  13. Rules of Evidence • Admissible • Evidence must be able to be used in court • Authentic • Tie the evidence positively to an incident • Complete • Evidence that can cover all perspectives • Reliable • There should be no doubt that proper procedures were used • Believable • Understandable and believable to a jury

  14. Additional considerations • Minimize handling and corruption of original data • Account for any changes and keep detailed logs • Comply with the 5 basic rules • Do not exceed your knowledge – need to understand what you are doing • Follow the security policy established • Work fast / however need to be accurate • Proceed from volatile to persistent evidence • Do not shut down the machine before collecting evidence • Do not run programs on the affected machine

  15. Volatile Evidence • Types • Cached data • Routing tables • Process table • Kernel statistics • Main memory • What to do next • Collect the volatile data and store in a permanent storage device

  16. Methods of Collection • Freezing the scene • Taking a snapshot of the system and its compromised state • Recover data, extract information, analyze • Honeypotting • Create a replica system and attract the attacker for further monitoring

  17. Steps to Collection • Find the evidence; where is it stored • Find relevant data - recovery • Create order of volatility • Remove eternal avenues of change; no tampering • Collect evidence – use tools • Good documentation of all the actions

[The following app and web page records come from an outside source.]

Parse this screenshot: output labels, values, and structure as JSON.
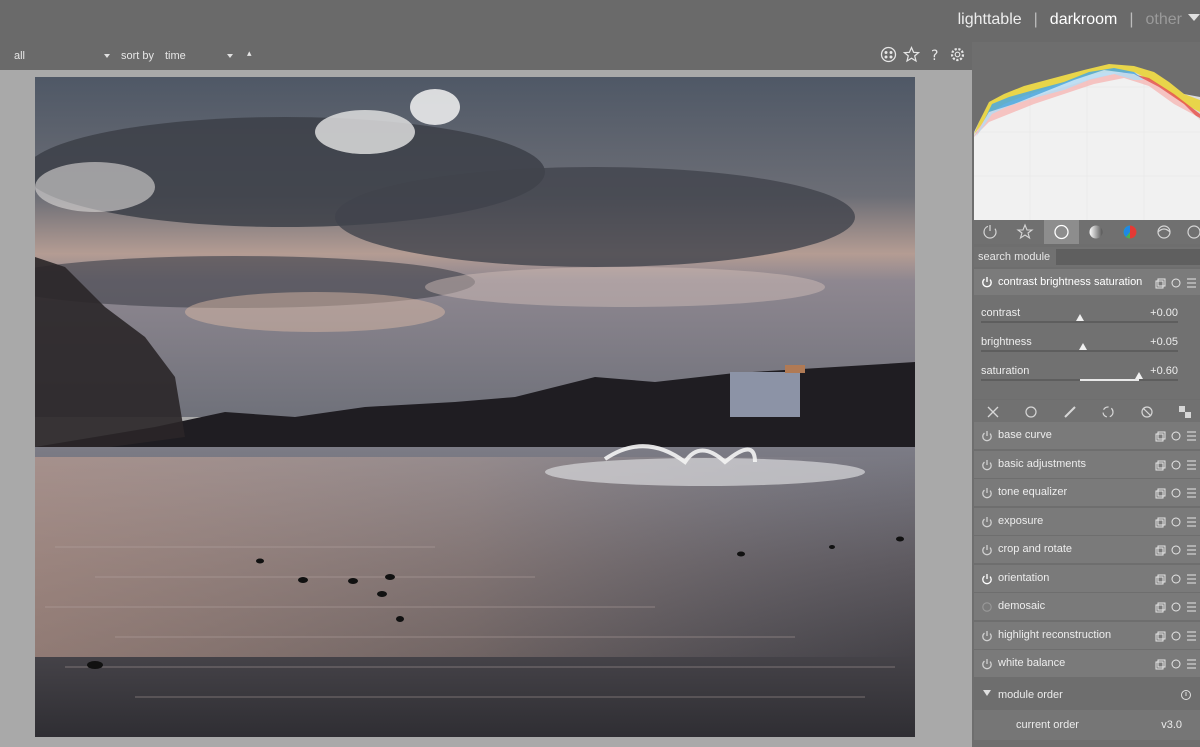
{
  "header": {
    "views": [
      "lighttable",
      "darkroom",
      "other"
    ],
    "separator": "|"
  },
  "filterbar": {
    "filter_value": "all",
    "sort_label": "sort by",
    "sort_value": "time",
    "sort_order_glyph": "▴",
    "tools": [
      "color-grid-icon",
      "star-icon",
      "help-icon",
      "gear-icon"
    ]
  },
  "right_panel": {
    "tabs": [
      "power-icon",
      "star-icon",
      "circle-icon",
      "gradient-circle-icon",
      "color-circle-icon",
      "loop-icon",
      "checker-icon"
    ],
    "search": {
      "label": "search module",
      "placeholder": ""
    },
    "module": {
      "title": "contrast brightness saturation",
      "sliders": [
        {
          "name": "contrast",
          "value": "+0.00",
          "position": 0.5
        },
        {
          "name": "brightness",
          "value": "+0.05",
          "position": 0.52
        },
        {
          "name": "saturation",
          "value": "+0.60",
          "position": 0.8
        }
      ]
    },
    "module_groups": [
      "close-icon",
      "circle-icon",
      "pencil-icon",
      "effects-icon",
      "correct-icon",
      "checker-icon"
    ],
    "modules": [
      {
        "label": "base curve",
        "enabled": false
      },
      {
        "label": "basic adjustments",
        "enabled": false
      },
      {
        "label": "tone equalizer",
        "enabled": false
      },
      {
        "label": "exposure",
        "enabled": false
      },
      {
        "label": "crop and rotate",
        "enabled": false
      },
      {
        "label": "orientation",
        "enabled": true
      },
      {
        "label": "demosaic",
        "enabled": false
      },
      {
        "label": "highlight reconstruction",
        "enabled": false
      },
      {
        "label": "white balance",
        "enabled": false
      }
    ],
    "module_order": {
      "title": "module order",
      "current_label": "current order",
      "current_value": "v3.0"
    }
  }
}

  18. Controlling Contamination • Once the data is collected it should not be contaminated, must be stored in a secure place, encryption techniques • Maintain a chain of custody, who owns the data, data provenance techniques • Analyze the evidence • Use analysis tools to determine what happened • Analyze the log files and determine the timeline • Analyze backups using a dedicated host • Reconstruct the attack from all the information collected

  19. Conclusion • Data must be backed up using appropriate policies, procedur4es and technologies • Once a crime ahs occurred data ahs to be recovered from the various disks and commuters • Data that is recovered has to be analyzed to extract evidence • Evidence has to analyzed to determine what happened • Use log files and documentations to establish the timeline • Reconstruct the attack

  20. Links • Data Recovery • http://www.datatexcorp.com/ • http://www.forensicfocus.com/hidden-data-analysis-ntfs • Digital Evidence • http://faculty.ncwc.edu/toconnor/426/426lect06.htm • http://www.itoc.usma.edu/Workshop/2006/Program/Presentations/IAW2006-07-1.pdf • http://www.e-evidence.info/index.html • http://www.digital-evidence.org/ • http://findarticles.com/p/articles/mi_m2194/is_3_73/ai_n6006624/pg_1 • http://infohost.nmt.edu/~sfs/Students/HarleyKozushko/Presentations/DigitalEvidence.pdf